> [YOUR INSTRUCTIONS]:
The entries are to be output in full, word for word.

──────── AVAILABLE RECORDS ────────

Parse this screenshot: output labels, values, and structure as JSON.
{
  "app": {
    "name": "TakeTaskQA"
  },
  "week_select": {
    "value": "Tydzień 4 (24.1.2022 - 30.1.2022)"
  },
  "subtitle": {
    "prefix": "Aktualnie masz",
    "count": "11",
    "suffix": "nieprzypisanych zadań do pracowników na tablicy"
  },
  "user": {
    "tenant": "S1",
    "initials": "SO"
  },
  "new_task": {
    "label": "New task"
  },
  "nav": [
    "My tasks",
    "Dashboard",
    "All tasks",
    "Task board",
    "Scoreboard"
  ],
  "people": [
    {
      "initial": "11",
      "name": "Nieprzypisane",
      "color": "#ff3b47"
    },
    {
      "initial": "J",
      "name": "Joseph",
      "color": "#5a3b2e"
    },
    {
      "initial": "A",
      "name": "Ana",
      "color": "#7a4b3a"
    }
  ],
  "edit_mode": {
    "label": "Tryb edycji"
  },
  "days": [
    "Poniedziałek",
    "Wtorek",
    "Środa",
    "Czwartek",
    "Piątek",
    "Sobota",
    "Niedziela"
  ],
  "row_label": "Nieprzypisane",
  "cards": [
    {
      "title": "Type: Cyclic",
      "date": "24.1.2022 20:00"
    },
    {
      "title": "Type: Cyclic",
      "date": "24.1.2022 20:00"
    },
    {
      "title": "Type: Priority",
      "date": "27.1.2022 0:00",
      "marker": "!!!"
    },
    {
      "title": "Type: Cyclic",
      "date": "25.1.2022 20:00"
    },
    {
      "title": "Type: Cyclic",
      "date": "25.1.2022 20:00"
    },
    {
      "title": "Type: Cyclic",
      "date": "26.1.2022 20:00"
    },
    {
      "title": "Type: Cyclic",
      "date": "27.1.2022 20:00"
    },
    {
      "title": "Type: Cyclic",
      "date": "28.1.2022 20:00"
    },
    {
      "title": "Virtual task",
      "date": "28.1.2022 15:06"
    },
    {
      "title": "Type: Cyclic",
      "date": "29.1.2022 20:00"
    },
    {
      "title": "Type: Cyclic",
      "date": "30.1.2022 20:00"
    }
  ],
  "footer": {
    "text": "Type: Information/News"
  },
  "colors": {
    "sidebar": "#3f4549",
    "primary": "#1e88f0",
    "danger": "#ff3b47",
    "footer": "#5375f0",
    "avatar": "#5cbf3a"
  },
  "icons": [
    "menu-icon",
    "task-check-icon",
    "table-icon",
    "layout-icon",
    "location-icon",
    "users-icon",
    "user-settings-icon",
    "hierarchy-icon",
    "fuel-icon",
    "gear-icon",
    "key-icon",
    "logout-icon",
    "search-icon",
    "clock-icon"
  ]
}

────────

> [FINAL ANSWER]:
Parse this screenshot: output labels, values, and structure as JSON.
{
  "app": {
    "name": "TakeTaskQA"
  },
  "week_select": {
    "value": "Tydzień 4 (24.1.2022 - 30.1.2022)"
  },
  "subtitle": {
    "prefix": "Aktualnie masz",
    "count": "11",
    "suffix": "nieprzypisanych zadań do pracowników na tablicy"
  },
  "user": {
    "tenant": "S1",
    "initials": "SO"
  },
  "new_task": {
    "label": "New task"
  },
  "nav": [
    "My tasks",
    "Dashboard",
    "All tasks",
    "Task board",
    "Scoreboard"
  ],
  "people": [
    {
      "initial": "11",
      "name": "Nieprzypisane",
      "color": "#ff3b47"
    },
    {
      "initial": "J",
      "name": "Joseph",
      "color": "#5a3b2e"
    },
    {
      "initial": "A",
      "name": "Ana",
      "color": "#7a4b3a"
    }
  ],
  "edit_mode": {
    "label": "Tryb edycji"
  },
  "days": [
    "Poniedziałek",
    "Wtorek",
    "Środa",
    "Czwartek",
    "Piątek",
    "Sobota",
    "Niedziela"
  ],
  "row_label": "Nieprzypisane",
  "cards": [
    {
      "title": "Type: Cyclic",
      "date": "24.1.2022 20:00"
    },
    {
      "title": "Type: Cyclic",
      "date": "24.1.2022 20:00"
    },
    {
      "title": "Type: Priority",
      "date": "27.1.2022 0:00",
      "marker": "!!!"
    },
    {
      "title": "Type: Cyclic",
      "date": "25.1.2022 20:00"
    },
    {
      "title": "Type: Cyclic",
      "date": "25.1.2022 20:00"
    },
    {
      "title": "Type: Cyclic",
      "date": "26.1.2022 20:00"
    },
    {
      "title": "Type: Cyclic",
      "date": "27.1.2022 20:00"
    },
    {
      "title": "Type: Cyclic",
      "date": "28.1.2022 20:00"
    },
    {
      "title": "Virtual task",
      "date": "28.1.2022 15:06"
    },
    {
      "title": "Type: Cyclic",
      "date": "29.1.2022 20:00"
    },
    {
      "title": "Type: Cyclic",
      "date": "30.1.2022 20:00"
    }
  ],
  "footer": {
    "text": "Type: Information/News"
  },
  "colors": {
    "sidebar": "#3f4549",
    "primary": "#1e88f0",
    "danger": "#ff3b47",
    "footer": "#5375f0",
    "avatar": "#5cbf3a"
  },
  "icons": [
    "menu-icon",
    "task-check-icon",
    "table-icon",
    "layout-icon",
    "location-icon",
    "users-icon",
    "user-settings-icon",
    "hierarchy-icon",
    "fuel-icon",
    "gear-icon",
    "key-icon",
    "logout-icon",
    "search-icon",
    "clock-icon"
  ]
}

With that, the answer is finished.